The callback survey yielded 75 respondents among Media Movers who were also contacted in 2006. This subsample showed a large increase in broadband adoption at home, from 63% to 88%, but not a commensurate increase in frequency of internet use at home. One-quarter (25%) of Media Movers went online at home several times a day in 2006, while 32% said this in 2007. Yet the growth in broadband adoption did yield some changes in information consumption. More Media Movers downloaded video in 2007 than 2006 (25% to 11%) and more paid for digital content online (27% to 16%). Three times as many in this group had watched TV programming on a non-TV device in 2007 than 2006 (24% to 8%). Finally, more Media Movers were taking digital photos in 2007 versus 2006, by a 81% to 57% margin.
In spite of these changes, the attitudes of Media Movers about information technology remain mixed. The share of those saying it would be hard to do without the internet stayed about the same (29% in 2006 and 31% in 2007) and in fact there was an increase in the share saying they suffered from information overload (from 25% to 32%). There was also a drop in the share of people saying that ICTs help them be more productive; 39% agreed a lot with this proposition in 2006 and 25% said this in 2007.

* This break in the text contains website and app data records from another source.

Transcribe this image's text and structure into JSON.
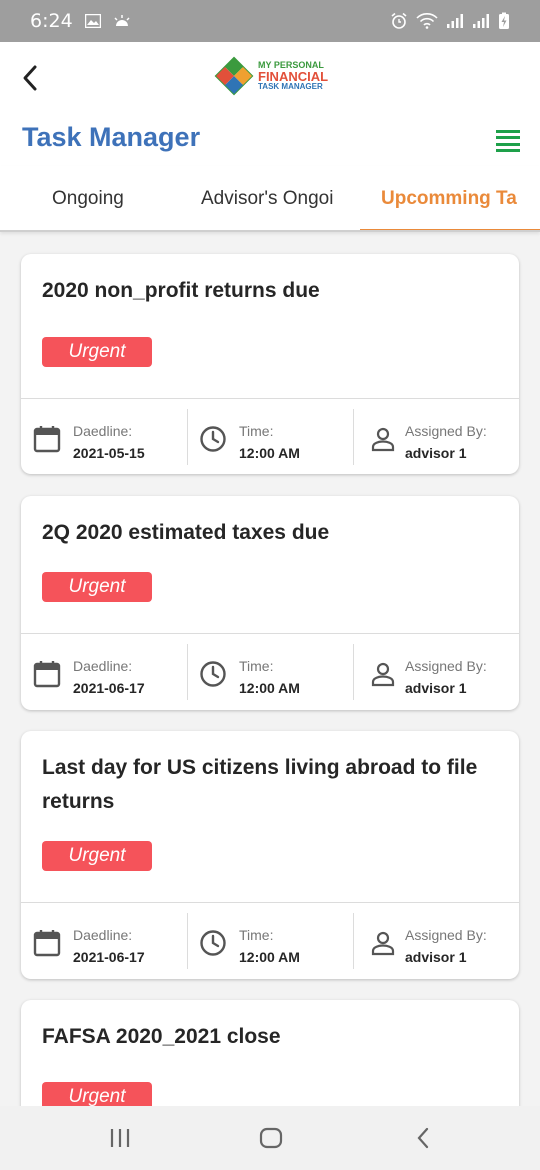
{
  "status_bar": {
    "time": "6:24",
    "left_icons": [
      "image-icon",
      "weather-icon"
    ],
    "right_icons": [
      "alarm-icon",
      "wifi-icon",
      "signal-icon",
      "signal-icon",
      "battery-charging-icon"
    ]
  },
  "header": {
    "logo": {
      "line1": "MY PERSONAL",
      "line2": "FINANCIAL",
      "line3": "TASK MANAGER"
    },
    "title": "Task Manager"
  },
  "tabs": [
    {
      "label": "Ongoing",
      "active": false
    },
    {
      "label": "Advisor's Ongoi",
      "active": false
    },
    {
      "label": "Upcomming Ta",
      "active": true
    }
  ],
  "colors": {
    "accent_orange": "#ea8a3a",
    "title_blue": "#3e72b9",
    "urgent_red": "#f5535a",
    "menu_green": "#1ea04a"
  },
  "tasks": [
    {
      "title": "2020 non_profit returns due",
      "priority": "Urgent",
      "deadline_label": "Daedline:",
      "deadline": "2021-05-15",
      "time_label": "Time:",
      "time": "12:00 AM",
      "assigned_label": "Assigned By:",
      "assigned_by": "advisor 1"
    },
    {
      "title": "2Q 2020 estimated taxes due",
      "priority": "Urgent",
      "deadline_label": "Daedline:",
      "deadline": "2021-06-17",
      "time_label": "Time:",
      "time": "12:00 AM",
      "assigned_label": "Assigned By:",
      "assigned_by": "advisor 1"
    },
    {
      "title": "Last day for US citizens living abroad to file returns",
      "priority": "Urgent",
      "deadline_label": "Daedline:",
      "deadline": "2021-06-17",
      "time_label": "Time:",
      "time": "12:00 AM",
      "assigned_label": "Assigned By:",
      "assigned_by": "advisor 1"
    },
    {
      "title": "FAFSA 2020_2021 close",
      "priority": "Urgent"
    }
  ]
}
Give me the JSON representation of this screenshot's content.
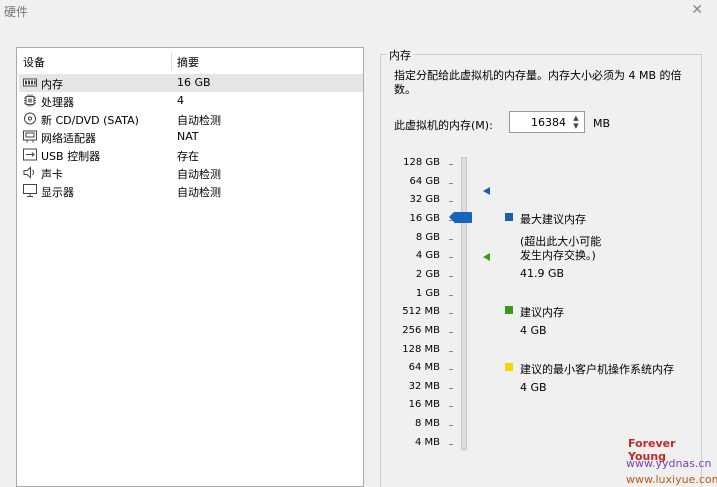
{
  "window": {
    "title": "硬件",
    "close_glyph": "✕"
  },
  "devices": {
    "header": {
      "device": "设备",
      "summary": "摘要"
    },
    "items": [
      {
        "name": "内存",
        "summary": "16 GB",
        "icon": "memory-icon",
        "selected": true
      },
      {
        "name": "处理器",
        "summary": "4",
        "icon": "processor-icon"
      },
      {
        "name": "新 CD/DVD (SATA)",
        "summary": "自动检测",
        "icon": "cd-dvd-icon"
      },
      {
        "name": "网络适配器",
        "summary": "NAT",
        "icon": "network-adapter-icon"
      },
      {
        "name": "USB 控制器",
        "summary": "存在",
        "icon": "usb-controller-icon"
      },
      {
        "name": "声卡",
        "summary": "自动检测",
        "icon": "sound-card-icon"
      },
      {
        "name": "显示器",
        "summary": "自动检测",
        "icon": "display-icon"
      }
    ]
  },
  "memory": {
    "group_title": "内存",
    "description": "指定分配给此虚拟机的内存量。内存大小必须为 4 MB 的倍数。",
    "label": "此虚拟机的内存(M):",
    "value": "16384",
    "unit": "MB",
    "scale_labels": [
      "128 GB",
      "64 GB",
      "32 GB",
      "16 GB",
      "8 GB",
      "4 GB",
      "2 GB",
      "1 GB",
      "512 MB",
      "256 MB",
      "128 MB",
      "64 MB",
      "32 MB",
      "16 MB",
      "8 MB",
      "4 MB"
    ],
    "slider_value": "16 GB",
    "legend": {
      "max": {
        "label": "最大建议内存",
        "note1": "(超出此大小可能",
        "note2": "发生内存交换。)",
        "value": "41.9 GB",
        "color": "#1a5fa8"
      },
      "recommended": {
        "label": "建议内存",
        "value": "4 GB",
        "color": "#3a9a1c"
      },
      "min_guest": {
        "label": "建议的最小客户机操作系统内存",
        "value": "4 GB",
        "color": "#f5d400"
      }
    }
  },
  "watermark": {
    "line1": "Forever Young",
    "line2": "www.yydnas.cn",
    "line3": "www.luxiyue.com"
  }
}
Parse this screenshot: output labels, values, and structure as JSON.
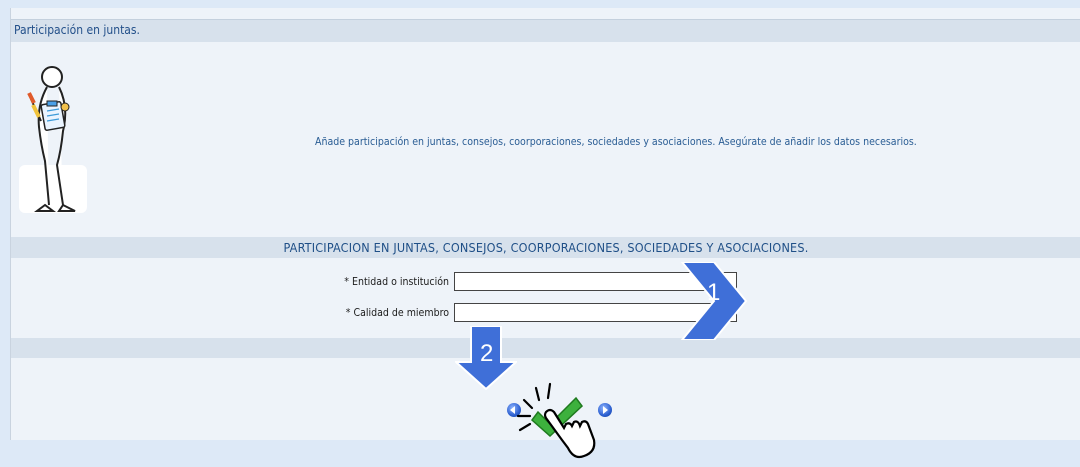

Only the mobile device fared well. Half (51%) of Media Movers in 2006 said they liked that devices such as the cell phone made them available to others; that number grew to 60% in 2007.
The Media Movers group is the typology’s second youngest group of adults, with a median age of 34, and 56% are men. Beyond its youth and tilt toward males, it is demographically much like the general population of adults. Its racial composition basically mirrors the general population and this group has about the same share of college graduates as the entire sample (32% for Media Movers versus 29% for the sample).
Differences from the norm show up in income and family life. Because it has a lot of young people, group members are more likely to be parents of minors – 51%, compared to 33% for the sample. The group is also better off economically than the entire sample. Some 56% of Media Movers report household incomes over $50,000 per year, compared with the average of 39% for the sample. The group is the most heavily suburban of any group, with 55% living in the suburbs, and 70% are employed full time, the highest (along with Digital Collaborators) of any group.